● Data about app and page elements:
BEGIN

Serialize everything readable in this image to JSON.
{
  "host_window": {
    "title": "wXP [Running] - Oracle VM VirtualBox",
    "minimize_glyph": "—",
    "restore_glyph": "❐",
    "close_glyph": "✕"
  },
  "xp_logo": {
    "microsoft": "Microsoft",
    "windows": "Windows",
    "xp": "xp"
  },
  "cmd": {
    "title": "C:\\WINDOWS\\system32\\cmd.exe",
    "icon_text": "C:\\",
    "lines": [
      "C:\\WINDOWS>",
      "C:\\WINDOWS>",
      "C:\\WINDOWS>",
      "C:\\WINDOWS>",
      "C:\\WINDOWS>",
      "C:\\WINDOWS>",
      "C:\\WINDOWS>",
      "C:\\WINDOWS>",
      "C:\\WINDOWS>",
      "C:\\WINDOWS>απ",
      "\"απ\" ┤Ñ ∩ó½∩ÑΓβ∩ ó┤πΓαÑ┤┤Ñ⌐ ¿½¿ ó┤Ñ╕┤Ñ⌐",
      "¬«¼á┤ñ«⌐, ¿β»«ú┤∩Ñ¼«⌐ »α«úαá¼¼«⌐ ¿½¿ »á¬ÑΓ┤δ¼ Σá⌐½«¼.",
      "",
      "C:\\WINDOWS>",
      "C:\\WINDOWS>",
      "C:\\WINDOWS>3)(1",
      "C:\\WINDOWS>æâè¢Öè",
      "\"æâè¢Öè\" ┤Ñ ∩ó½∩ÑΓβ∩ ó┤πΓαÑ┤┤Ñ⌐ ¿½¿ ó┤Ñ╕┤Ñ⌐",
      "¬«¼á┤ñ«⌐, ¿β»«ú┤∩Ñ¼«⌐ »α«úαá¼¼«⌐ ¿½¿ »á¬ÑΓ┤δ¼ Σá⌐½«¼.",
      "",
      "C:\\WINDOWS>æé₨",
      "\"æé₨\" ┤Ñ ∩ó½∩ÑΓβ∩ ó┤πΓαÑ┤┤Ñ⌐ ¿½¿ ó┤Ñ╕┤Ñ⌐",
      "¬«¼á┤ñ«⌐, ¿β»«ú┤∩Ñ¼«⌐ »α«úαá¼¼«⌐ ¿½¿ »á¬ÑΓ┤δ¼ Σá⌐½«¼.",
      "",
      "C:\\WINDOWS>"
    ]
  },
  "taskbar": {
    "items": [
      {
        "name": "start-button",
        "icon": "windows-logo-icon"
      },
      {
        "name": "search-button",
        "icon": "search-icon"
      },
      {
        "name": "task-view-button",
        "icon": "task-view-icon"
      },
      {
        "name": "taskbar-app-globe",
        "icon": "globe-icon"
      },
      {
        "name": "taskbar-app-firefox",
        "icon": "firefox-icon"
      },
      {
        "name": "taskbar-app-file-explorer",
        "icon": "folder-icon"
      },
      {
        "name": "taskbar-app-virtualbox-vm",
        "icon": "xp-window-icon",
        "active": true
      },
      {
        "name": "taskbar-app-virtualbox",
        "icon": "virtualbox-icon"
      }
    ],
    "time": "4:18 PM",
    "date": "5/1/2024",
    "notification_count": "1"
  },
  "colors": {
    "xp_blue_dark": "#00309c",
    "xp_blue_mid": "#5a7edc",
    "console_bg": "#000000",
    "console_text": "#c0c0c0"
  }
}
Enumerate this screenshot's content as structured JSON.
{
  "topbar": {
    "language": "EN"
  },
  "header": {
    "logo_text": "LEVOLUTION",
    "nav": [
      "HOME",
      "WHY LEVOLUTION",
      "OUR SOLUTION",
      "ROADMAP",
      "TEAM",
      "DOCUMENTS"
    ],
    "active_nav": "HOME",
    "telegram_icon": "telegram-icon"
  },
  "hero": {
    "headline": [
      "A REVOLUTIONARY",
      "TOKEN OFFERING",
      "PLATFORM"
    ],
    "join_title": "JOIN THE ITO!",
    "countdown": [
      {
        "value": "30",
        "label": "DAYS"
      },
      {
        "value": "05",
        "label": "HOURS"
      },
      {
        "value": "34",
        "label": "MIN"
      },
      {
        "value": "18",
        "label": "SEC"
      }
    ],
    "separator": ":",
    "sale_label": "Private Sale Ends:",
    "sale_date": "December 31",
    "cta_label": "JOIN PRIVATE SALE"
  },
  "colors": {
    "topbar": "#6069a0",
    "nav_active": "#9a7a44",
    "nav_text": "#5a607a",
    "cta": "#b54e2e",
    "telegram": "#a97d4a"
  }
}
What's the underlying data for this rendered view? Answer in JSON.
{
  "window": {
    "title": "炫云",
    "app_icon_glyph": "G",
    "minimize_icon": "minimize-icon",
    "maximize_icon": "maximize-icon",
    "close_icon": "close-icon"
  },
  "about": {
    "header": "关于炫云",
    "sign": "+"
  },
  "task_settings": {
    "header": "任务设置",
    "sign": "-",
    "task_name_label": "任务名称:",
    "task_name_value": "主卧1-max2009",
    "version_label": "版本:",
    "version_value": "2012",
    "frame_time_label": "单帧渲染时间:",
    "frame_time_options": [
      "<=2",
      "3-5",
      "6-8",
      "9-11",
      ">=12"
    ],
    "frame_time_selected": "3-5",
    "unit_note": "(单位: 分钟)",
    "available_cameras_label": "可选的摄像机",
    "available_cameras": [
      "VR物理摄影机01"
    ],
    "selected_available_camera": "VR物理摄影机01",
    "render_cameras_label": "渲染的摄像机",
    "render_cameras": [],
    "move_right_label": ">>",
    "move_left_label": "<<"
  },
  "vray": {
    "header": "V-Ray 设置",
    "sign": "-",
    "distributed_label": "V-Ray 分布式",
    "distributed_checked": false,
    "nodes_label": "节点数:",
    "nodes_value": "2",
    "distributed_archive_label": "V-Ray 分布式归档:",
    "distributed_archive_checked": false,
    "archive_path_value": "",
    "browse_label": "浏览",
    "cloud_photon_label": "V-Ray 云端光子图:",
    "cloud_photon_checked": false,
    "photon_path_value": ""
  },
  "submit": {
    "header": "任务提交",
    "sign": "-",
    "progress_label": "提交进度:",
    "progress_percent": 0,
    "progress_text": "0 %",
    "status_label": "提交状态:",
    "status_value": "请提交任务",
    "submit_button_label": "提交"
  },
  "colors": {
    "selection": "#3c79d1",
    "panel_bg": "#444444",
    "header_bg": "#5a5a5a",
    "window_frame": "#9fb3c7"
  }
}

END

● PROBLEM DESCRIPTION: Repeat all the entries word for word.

● YOUR SOLUTION:
Serialize everything readable in this image to JSON.
{
  "host_window": {
    "title": "wXP [Running] - Oracle VM VirtualBox",
    "minimize_glyph": "—",
    "restore_glyph": "❐",
    "close_glyph": "✕"
  },
  "xp_logo": {
    "microsoft": "Microsoft",
    "windows": "Windows",
    "xp": "xp"
  },
  "cmd": {
    "title": "C:\\WINDOWS\\system32\\cmd.exe",
    "icon_text": "C:\\",
    "lines": [
      "C:\\WINDOWS>",
      "C:\\WINDOWS>",
      "C:\\WINDOWS>",
      "C:\\WINDOWS>",
      "C:\\WINDOWS>",
      "C:\\WINDOWS>",
      "C:\\WINDOWS>",
      "C:\\WINDOWS>",
      "C:\\WINDOWS>",
      "C:\\WINDOWS>απ",
      "\"απ\" ┤Ñ ∩ó½∩ÑΓβ∩ ó┤πΓαÑ┤┤Ñ⌐ ¿½¿ ó┤Ñ╕┤Ñ⌐",
      "¬«¼á┤ñ«⌐, ¿β»«ú┤∩Ñ¼«⌐ »α«úαá¼¼«⌐ ¿½¿ »á¬ÑΓ┤δ¼ Σá⌐½«¼.",
      "",
      "C:\\WINDOWS>",
      "C:\\WINDOWS>",
      "C:\\WINDOWS>3)(1",
      "C:\\WINDOWS>æâè¢Öè",
      "\"æâè¢Öè\" ┤Ñ ∩ó½∩ÑΓβ∩ ó┤πΓαÑ┤┤Ñ⌐ ¿½¿ ó┤Ñ╕┤Ñ⌐",
      "¬«¼á┤ñ«⌐, ¿β»«ú┤∩Ñ¼«⌐ »α«úαá¼¼«⌐ ¿½¿ »á¬ÑΓ┤δ¼ Σá⌐½«¼.",
      "",
      "C:\\WINDOWS>æé₨",
      "\"æé₨\" ┤Ñ ∩ó½∩ÑΓβ∩ ó┤πΓαÑ┤┤Ñ⌐ ¿½¿ ó┤Ñ╕┤Ñ⌐",
      "¬«¼á┤ñ«⌐, ¿β»«ú┤∩Ñ¼«⌐ »α«úαá¼¼«⌐ ¿½¿ »á¬ÑΓ┤δ¼ Σá⌐½«¼.",
      "",
      "C:\\WINDOWS>"
    ]
  },
  "taskbar": {
    "items": [
      {
        "name": "start-button",
        "icon": "windows-logo-icon"
      },
      {
        "name": "search-button",
        "icon": "search-icon"
      },
      {
        "name": "task-view-button",
        "icon": "task-view-icon"
      },
      {
        "name": "taskbar-app-globe",
        "icon": "globe-icon"
      },
      {
        "name": "taskbar-app-firefox",
        "icon": "firefox-icon"
      },
      {
        "name": "taskbar-app-file-explorer",
        "icon": "folder-icon"
      },
      {
        "name": "taskbar-app-virtualbox-vm",
        "icon": "xp-window-icon",
        "active": true
      },
      {
        "name": "taskbar-app-virtualbox",
        "icon": "virtualbox-icon"
      }
    ],
    "time": "4:18 PM",
    "date": "5/1/2024",
    "notification_count": "1"
  },
  "colors": {
    "xp_blue_dark": "#00309c",
    "xp_blue_mid": "#5a7edc",
    "console_bg": "#000000",
    "console_text": "#c0c0c0"
  }
}
Enumerate this screenshot's content as structured JSON.
{
  "topbar": {
    "language": "EN"
  },
  "header": {
    "logo_text": "LEVOLUTION",
    "nav": [
      "HOME",
      "WHY LEVOLUTION",
      "OUR SOLUTION",
      "ROADMAP",
      "TEAM",
      "DOCUMENTS"
    ],
    "active_nav": "HOME",
    "telegram_icon": "telegram-icon"
  },
  "hero": {
    "headline": [
      "A REVOLUTIONARY",
      "TOKEN OFFERING",
      "PLATFORM"
    ],
    "join_title": "JOIN THE ITO!",
    "countdown": [
      {
        "value": "30",
        "label": "DAYS"
      },
      {
        "value": "05",
        "label": "HOURS"
      },
      {
        "value": "34",
        "label": "MIN"
      },
      {
        "value": "18",
        "label": "SEC"
      }
    ],
    "separator": ":",
    "sale_label": "Private Sale Ends:",
    "sale_date": "December 31",
    "cta_label": "JOIN PRIVATE SALE"
  },
  "colors": {
    "topbar": "#6069a0",
    "nav_active": "#9a7a44",
    "nav_text": "#5a607a",
    "cta": "#b54e2e",
    "telegram": "#a97d4a"
  }
}
What's the underlying data for this rendered view? Answer in JSON.
{
  "window": {
    "title": "炫云",
    "app_icon_glyph": "G",
    "minimize_icon": "minimize-icon",
    "maximize_icon": "maximize-icon",
    "close_icon": "close-icon"
  },
  "about": {
    "header": "关于炫云",
    "sign": "+"
  },
  "task_settings": {
    "header": "任务设置",
    "sign": "-",
    "task_name_label": "任务名称:",
    "task_name_value": "主卧1-max2009",
    "version_label": "版本:",
    "version_value": "2012",
    "frame_time_label": "单帧渲染时间:",
    "frame_time_options": [
      "<=2",
      "3-5",
      "6-8",
      "9-11",
      ">=12"
    ],
    "frame_time_selected": "3-5",
    "unit_note": "(单位: 分钟)",
    "available_cameras_label": "可选的摄像机",
    "available_cameras": [
      "VR物理摄影机01"
    ],
    "selected_available_camera": "VR物理摄影机01",
    "render_cameras_label": "渲染的摄像机",
    "render_cameras": [],
    "move_right_label": ">>",
    "move_left_label": "<<"
  },
  "vray": {
    "header": "V-Ray 设置",
    "sign": "-",
    "distributed_label": "V-Ray 分布式",
    "distributed_checked": false,
    "nodes_label": "节点数:",
    "nodes_value": "2",
    "distributed_archive_label": "V-Ray 分布式归档:",
    "distributed_archive_checked": false,
    "archive_path_value": "",
    "browse_label": "浏览",
    "cloud_photon_label": "V-Ray 云端光子图:",
    "cloud_photon_checked": false,
    "photon_path_value": ""
  },
  "submit": {
    "header": "任务提交",
    "sign": "-",
    "progress_label": "提交进度:",
    "progress_percent": 0,
    "progress_text": "0 %",
    "status_label": "提交状态:",
    "status_value": "请提交任务",
    "submit_button_label": "提交"
  },
  "colors": {
    "selection": "#3c79d1",
    "panel_bg": "#444444",
    "header_bg": "#5a5a5a",
    "window_frame": "#9fb3c7"
  }
}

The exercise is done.